# SUPPLIED RECORDS
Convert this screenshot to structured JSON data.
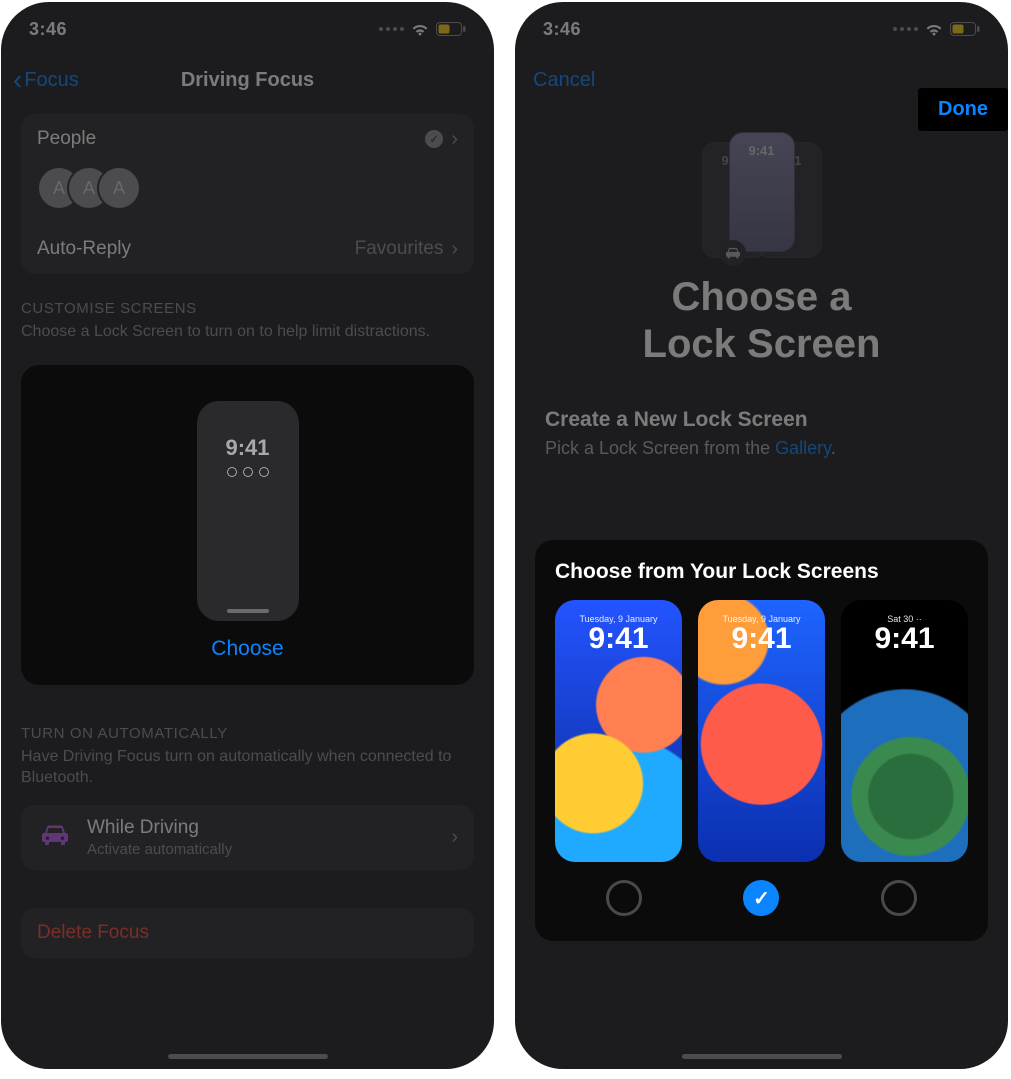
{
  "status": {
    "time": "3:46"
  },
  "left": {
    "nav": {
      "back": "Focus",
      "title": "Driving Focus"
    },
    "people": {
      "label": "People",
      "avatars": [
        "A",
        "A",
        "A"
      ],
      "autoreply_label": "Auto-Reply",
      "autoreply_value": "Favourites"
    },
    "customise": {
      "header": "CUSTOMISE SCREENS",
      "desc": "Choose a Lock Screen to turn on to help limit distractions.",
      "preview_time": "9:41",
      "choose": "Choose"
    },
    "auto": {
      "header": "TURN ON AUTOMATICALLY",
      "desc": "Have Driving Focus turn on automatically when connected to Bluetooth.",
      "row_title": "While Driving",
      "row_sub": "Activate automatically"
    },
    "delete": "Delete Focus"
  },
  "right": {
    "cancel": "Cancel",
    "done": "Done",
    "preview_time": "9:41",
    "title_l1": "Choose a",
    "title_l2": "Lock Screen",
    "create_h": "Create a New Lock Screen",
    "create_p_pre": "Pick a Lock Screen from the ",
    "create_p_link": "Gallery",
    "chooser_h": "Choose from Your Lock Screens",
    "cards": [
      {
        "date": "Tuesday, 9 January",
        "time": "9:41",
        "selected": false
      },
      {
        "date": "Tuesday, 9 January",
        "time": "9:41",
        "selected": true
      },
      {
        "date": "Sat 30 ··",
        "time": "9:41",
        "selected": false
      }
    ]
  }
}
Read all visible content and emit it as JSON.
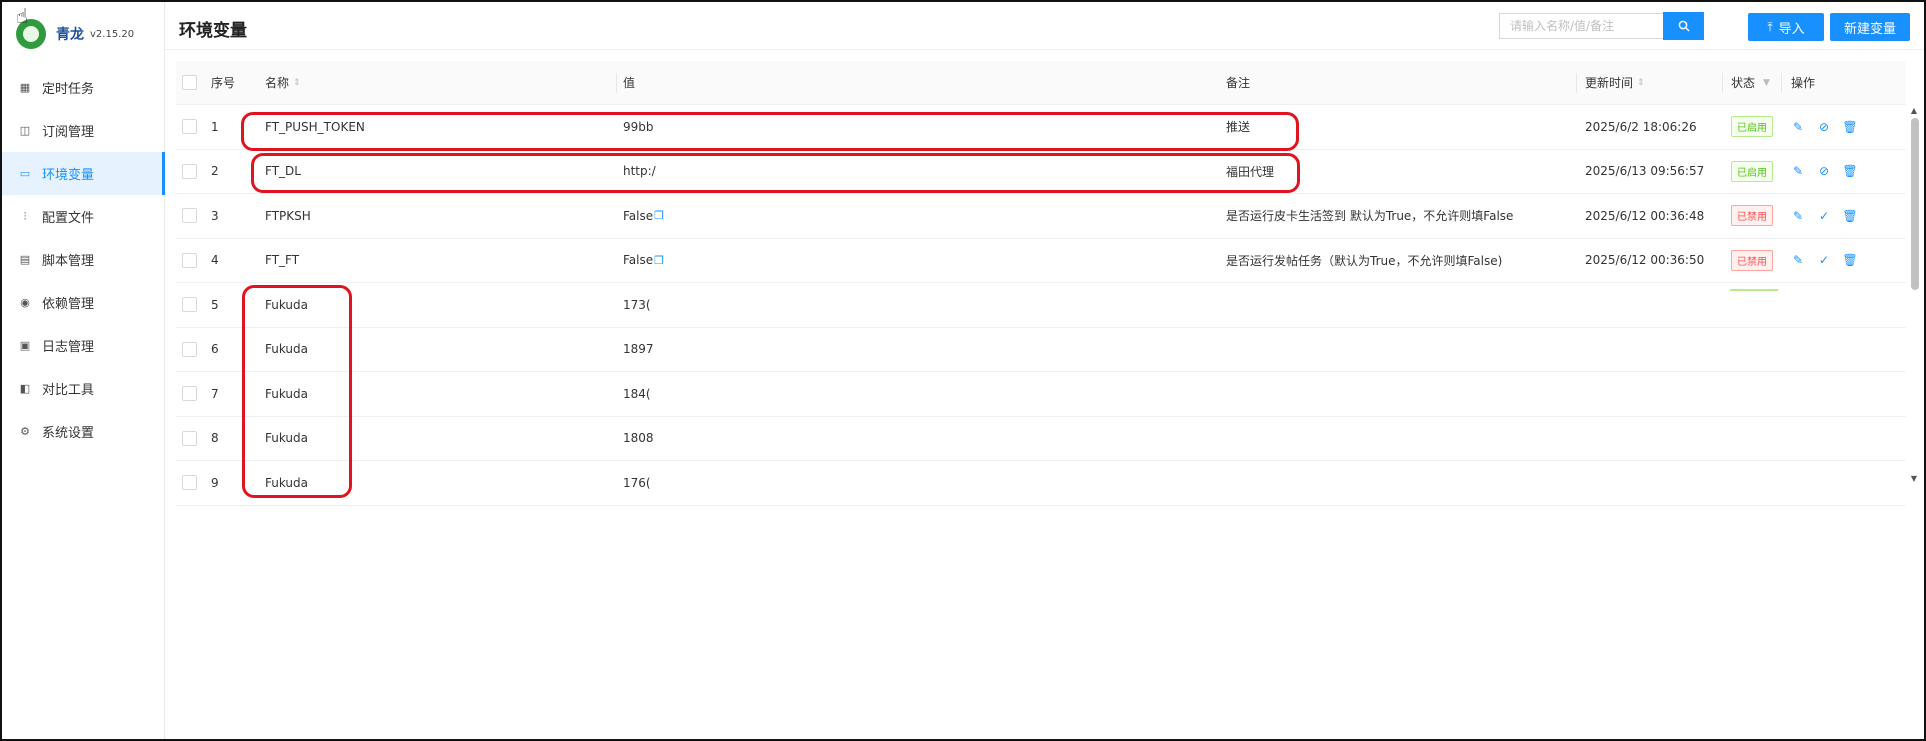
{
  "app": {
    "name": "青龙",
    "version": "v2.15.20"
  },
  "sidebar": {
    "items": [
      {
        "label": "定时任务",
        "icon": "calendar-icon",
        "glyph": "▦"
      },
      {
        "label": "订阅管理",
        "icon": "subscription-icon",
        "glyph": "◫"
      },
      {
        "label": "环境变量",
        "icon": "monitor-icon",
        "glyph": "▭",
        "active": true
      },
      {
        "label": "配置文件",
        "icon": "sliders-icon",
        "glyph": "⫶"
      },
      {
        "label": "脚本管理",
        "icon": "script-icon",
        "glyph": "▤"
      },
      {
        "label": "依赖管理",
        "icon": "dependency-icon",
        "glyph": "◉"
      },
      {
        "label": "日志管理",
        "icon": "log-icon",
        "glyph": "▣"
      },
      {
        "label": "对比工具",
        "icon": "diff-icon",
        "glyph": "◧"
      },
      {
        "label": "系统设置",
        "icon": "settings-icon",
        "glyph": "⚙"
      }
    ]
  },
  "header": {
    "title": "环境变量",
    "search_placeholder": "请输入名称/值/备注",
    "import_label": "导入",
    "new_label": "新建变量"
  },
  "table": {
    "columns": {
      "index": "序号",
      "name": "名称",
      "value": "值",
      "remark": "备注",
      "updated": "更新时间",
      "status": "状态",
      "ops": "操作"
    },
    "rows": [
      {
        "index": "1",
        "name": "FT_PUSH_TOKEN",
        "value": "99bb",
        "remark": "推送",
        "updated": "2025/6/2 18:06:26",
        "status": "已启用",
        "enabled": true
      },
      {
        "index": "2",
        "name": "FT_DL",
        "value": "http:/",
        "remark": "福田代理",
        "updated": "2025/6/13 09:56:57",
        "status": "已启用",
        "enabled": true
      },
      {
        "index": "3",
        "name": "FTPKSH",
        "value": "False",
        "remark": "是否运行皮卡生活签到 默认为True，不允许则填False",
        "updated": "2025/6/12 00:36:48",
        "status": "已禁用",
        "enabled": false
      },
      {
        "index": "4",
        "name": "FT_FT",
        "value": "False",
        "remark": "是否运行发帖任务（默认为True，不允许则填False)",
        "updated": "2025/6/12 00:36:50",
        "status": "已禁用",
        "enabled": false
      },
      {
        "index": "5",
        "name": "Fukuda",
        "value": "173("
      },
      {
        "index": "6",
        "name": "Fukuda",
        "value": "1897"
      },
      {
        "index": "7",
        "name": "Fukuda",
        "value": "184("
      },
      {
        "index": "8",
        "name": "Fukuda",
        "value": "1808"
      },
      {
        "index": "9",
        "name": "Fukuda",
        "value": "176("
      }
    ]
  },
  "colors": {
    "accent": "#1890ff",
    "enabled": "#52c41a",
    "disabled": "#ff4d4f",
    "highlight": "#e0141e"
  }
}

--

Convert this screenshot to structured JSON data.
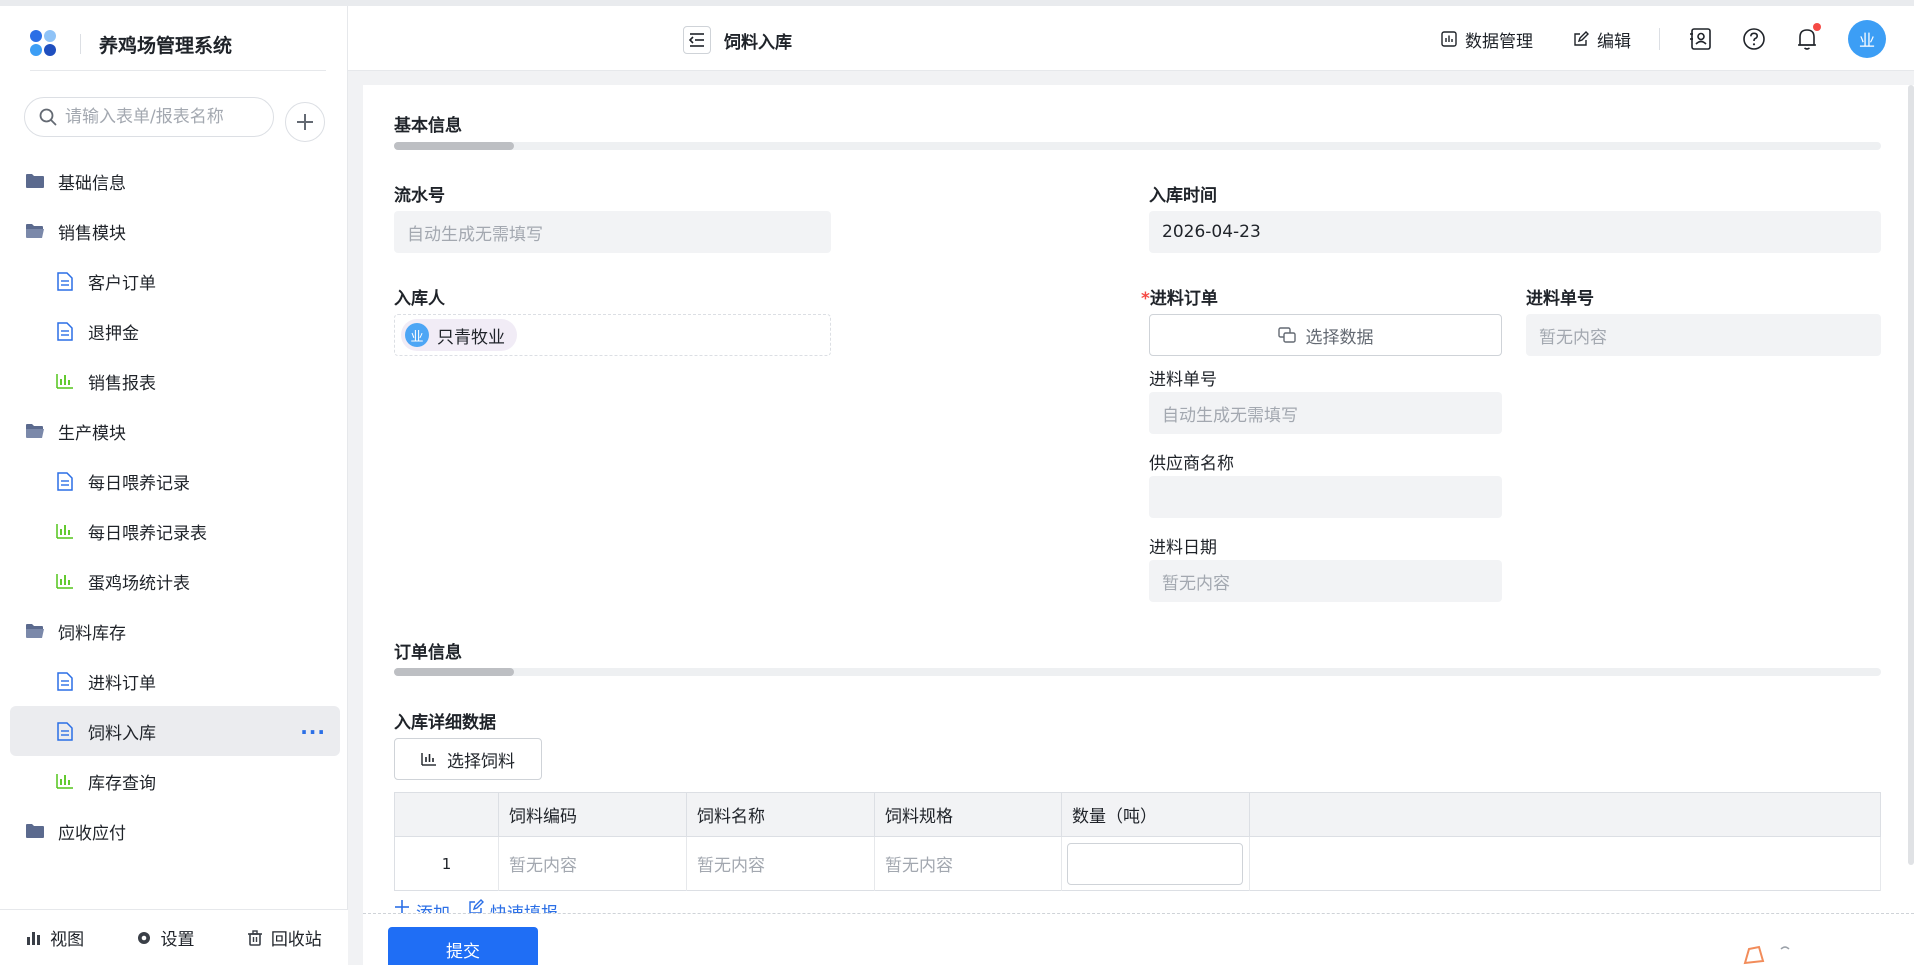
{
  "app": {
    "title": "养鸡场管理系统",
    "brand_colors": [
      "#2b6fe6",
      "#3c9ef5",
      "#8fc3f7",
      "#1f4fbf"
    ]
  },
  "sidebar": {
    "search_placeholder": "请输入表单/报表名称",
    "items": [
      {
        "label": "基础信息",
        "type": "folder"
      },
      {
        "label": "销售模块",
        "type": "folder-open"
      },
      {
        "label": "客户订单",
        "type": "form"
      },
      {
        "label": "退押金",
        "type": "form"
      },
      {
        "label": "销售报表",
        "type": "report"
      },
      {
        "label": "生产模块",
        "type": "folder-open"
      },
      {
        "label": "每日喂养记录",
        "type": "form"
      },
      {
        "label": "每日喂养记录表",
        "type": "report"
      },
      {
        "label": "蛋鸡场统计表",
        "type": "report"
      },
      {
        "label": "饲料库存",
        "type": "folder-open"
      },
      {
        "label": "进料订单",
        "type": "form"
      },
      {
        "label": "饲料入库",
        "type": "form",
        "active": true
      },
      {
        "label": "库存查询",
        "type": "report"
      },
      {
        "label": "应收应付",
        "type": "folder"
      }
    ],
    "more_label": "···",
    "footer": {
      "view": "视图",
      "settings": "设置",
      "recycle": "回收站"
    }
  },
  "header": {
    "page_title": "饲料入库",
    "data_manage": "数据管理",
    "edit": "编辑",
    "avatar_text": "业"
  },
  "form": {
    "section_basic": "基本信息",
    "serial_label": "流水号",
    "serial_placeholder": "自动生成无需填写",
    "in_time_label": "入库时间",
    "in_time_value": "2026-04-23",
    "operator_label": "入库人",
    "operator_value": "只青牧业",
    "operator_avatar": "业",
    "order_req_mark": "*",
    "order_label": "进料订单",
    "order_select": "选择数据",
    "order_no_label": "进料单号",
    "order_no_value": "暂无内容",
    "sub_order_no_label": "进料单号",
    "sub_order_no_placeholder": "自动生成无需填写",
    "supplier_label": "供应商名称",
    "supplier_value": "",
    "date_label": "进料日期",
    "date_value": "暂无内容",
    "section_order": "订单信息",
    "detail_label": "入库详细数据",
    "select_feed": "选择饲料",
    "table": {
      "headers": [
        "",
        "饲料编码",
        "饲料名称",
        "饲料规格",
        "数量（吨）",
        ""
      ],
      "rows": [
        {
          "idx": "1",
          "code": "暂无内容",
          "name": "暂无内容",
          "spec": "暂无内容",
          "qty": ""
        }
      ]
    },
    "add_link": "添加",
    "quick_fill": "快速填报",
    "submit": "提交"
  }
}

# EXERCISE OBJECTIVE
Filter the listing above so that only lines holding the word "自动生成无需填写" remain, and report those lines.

# ANSWER SPACE
    "serial_placeholder": "自动生成无需填写",
    "sub_order_no_placeholder": "自动生成无需填写",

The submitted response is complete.